WHAT YOU HAVE TO DO:
Nothing but a number should be given: how many lines of the records include "color"?
┌─ EXTRACTED INFORMATION
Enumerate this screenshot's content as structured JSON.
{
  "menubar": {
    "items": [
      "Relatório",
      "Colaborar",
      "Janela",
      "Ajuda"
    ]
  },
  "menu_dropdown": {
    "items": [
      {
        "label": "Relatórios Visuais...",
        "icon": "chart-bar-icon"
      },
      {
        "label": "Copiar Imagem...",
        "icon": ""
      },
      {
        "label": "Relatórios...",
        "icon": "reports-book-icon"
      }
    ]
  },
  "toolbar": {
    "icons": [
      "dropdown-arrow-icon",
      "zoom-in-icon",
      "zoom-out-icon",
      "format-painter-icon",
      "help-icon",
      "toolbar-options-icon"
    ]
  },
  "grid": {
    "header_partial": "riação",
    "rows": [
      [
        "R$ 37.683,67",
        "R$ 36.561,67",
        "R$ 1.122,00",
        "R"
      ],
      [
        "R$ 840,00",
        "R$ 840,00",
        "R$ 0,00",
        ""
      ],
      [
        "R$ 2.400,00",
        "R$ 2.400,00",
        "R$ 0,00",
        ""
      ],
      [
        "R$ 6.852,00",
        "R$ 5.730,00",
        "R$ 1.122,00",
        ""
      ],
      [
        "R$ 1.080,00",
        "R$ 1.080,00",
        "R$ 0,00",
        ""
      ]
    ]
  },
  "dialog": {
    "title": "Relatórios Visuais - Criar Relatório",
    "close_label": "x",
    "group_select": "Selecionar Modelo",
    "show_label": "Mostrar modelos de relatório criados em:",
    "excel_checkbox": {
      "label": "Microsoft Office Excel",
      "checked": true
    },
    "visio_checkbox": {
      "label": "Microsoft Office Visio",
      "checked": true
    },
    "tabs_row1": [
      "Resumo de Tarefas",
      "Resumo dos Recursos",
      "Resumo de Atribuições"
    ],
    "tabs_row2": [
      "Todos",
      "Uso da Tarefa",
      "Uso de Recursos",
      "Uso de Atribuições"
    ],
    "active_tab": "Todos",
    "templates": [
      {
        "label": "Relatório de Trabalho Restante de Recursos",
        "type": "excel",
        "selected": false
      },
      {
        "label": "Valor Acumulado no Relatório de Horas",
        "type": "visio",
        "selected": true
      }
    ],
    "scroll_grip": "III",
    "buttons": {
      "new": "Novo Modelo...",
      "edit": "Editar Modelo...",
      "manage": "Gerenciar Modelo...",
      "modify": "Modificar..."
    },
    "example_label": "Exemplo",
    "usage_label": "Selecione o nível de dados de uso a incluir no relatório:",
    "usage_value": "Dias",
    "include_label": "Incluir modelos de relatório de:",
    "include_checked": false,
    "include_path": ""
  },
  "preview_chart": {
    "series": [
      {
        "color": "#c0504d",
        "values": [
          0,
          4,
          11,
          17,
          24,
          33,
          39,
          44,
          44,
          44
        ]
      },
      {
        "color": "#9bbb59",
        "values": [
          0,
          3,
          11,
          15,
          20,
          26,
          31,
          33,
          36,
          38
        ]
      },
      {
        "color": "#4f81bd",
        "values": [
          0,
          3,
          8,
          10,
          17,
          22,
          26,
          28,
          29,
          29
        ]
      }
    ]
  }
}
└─
RESULT:
3